Table 2 shows that the polymers of this invention did not provide a membrane low in the strength of its surface or a membrane which dissolves in concentrated caustic soda in a short period.
A high-sensitivity negative photographic emulsion containing 120 g of gelatin and 65 g of silver iodobromide per kilogram was prepared in a conventional manner, and to this emulsion, 1.5 g of 1,3-bis(vinylsulfonyl)-2-hydroxypropane was added per 100 g of gelatin. The resulting emulsion was divided into four equal portions. One of them was set aside as a control, and the remaining three portions were mixed with 4 g of compounds (1), (4) and (7), respectively, of this invention per 100 g of gelatin. Coating solutions containing the four portions were applied to a cellulose triacetate support (having a subbing layer) to provide uniform coatings in a dry thickness of 5 microns. Drying gave samples (21), (22), (23) and (24). Each sample was left to stand at room temperature for 15 days, and the swell in water at 25° C. was measured on the 1st, 3rd, 7th and 15th days. The samples were also subjected to wedge exposure, developed with a D-76 developer at 20° C. for 8 minutes, fixed, washed with water, dried and measured for their sensitivity and fog density by sensitometry. The results of the measurement are set forth in Table 3 below.

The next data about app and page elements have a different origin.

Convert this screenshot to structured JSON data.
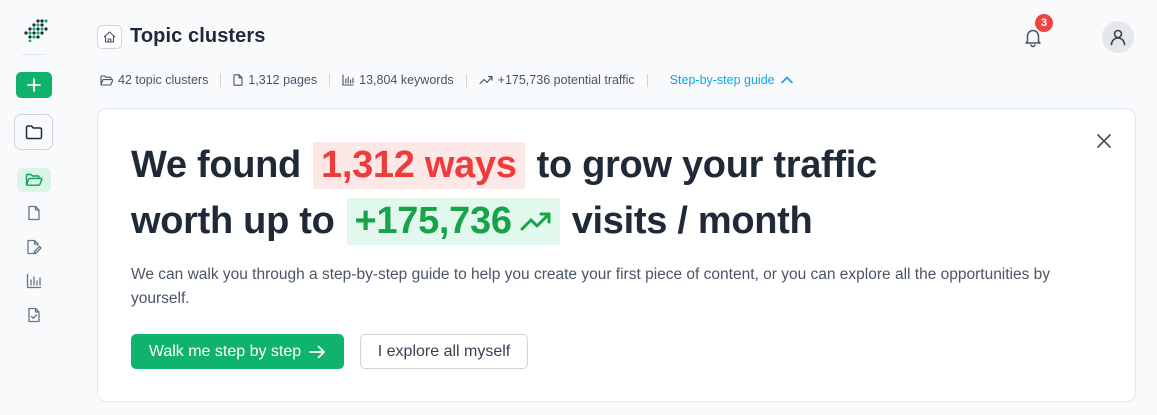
{
  "header": {
    "title": "Topic clusters",
    "notifications_count": "3"
  },
  "stats": [
    {
      "icon": "folder-icon",
      "label": "42 topic clusters"
    },
    {
      "icon": "file-icon",
      "label": "1,312 pages"
    },
    {
      "icon": "bar-chart-icon",
      "label": "13,804 keywords"
    },
    {
      "icon": "trending-up-icon",
      "label": "+175,736 potential traffic"
    }
  ],
  "guide_link": {
    "label": "Step-by-step guide",
    "icon": "chevron-up-icon"
  },
  "card": {
    "line1_pre": "We found",
    "line1_highlight": "1,312 ways",
    "line1_post": "to grow your traffic",
    "line2_pre": "worth up to",
    "line2_highlight": "+175,736",
    "line2_post": "visits / month",
    "description": "We can walk you through a step-by-step guide to help you create your first piece of content, or you can explore all the opportunities by yourself.",
    "primary_button": "Walk me step by step",
    "secondary_button": "I explore all myself"
  },
  "sidebar": {
    "items": [
      {
        "name": "sidebar-item-topic-clusters",
        "icon": "folder-open-icon",
        "active": true
      },
      {
        "name": "sidebar-item-pages",
        "icon": "file-icon",
        "active": false
      },
      {
        "name": "sidebar-item-editor",
        "icon": "file-edit-icon",
        "active": false
      },
      {
        "name": "sidebar-item-analytics",
        "icon": "bar-chart-icon",
        "active": false
      },
      {
        "name": "sidebar-item-checklist",
        "icon": "file-check-icon",
        "active": false
      }
    ]
  },
  "colors": {
    "accent_green": "#10b36b",
    "highlight_red": "#ef3b3b",
    "highlight_green": "#16a34a",
    "link_blue": "#0ea5e9",
    "badge_red": "#ef4444"
  }
}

TABLE 3______________________________________ Relative sensitivity & Swell (fog density) Days Past Days PastSample No. 1 3 7 15 2 50° C. 2*______________________________________(21) Control 6.7 5.1 4.0 3.2 100 (0.08) 92 (0.09)(22) Compound (1) 5.2 4.0 3.6 3.4 91 (0.08) 90 (0.09)(23) Compound (4) 5.4 4.1 3.6 3.5 98 (0.10) 97 (0.11)(24) Compound (7) 4.9 3.9 3.6 3.5 94 (0.08) 93 (0.09)______________________________________ *(under accelerated hardening)
The samples (22), (23) and (24) prepared by this invention had good "after-hardening characteristics" in that their swell settled down at certain levels faster than the sample (21) which was hardened in the presence of a hardener alone.
Table 3 clearly shows that the samples prepared by this invention exhibited well balanced photographic characteristics in that they experienced less change in the relative sensitivity and fog density than the control at various levels of temperature and humidity.
While the invention has been described in detail and with reference to specific embodiments thereof, it will be apparent to one skilled in the art that various changes and modifications can be made therein without departing from the spirit and scope thereof.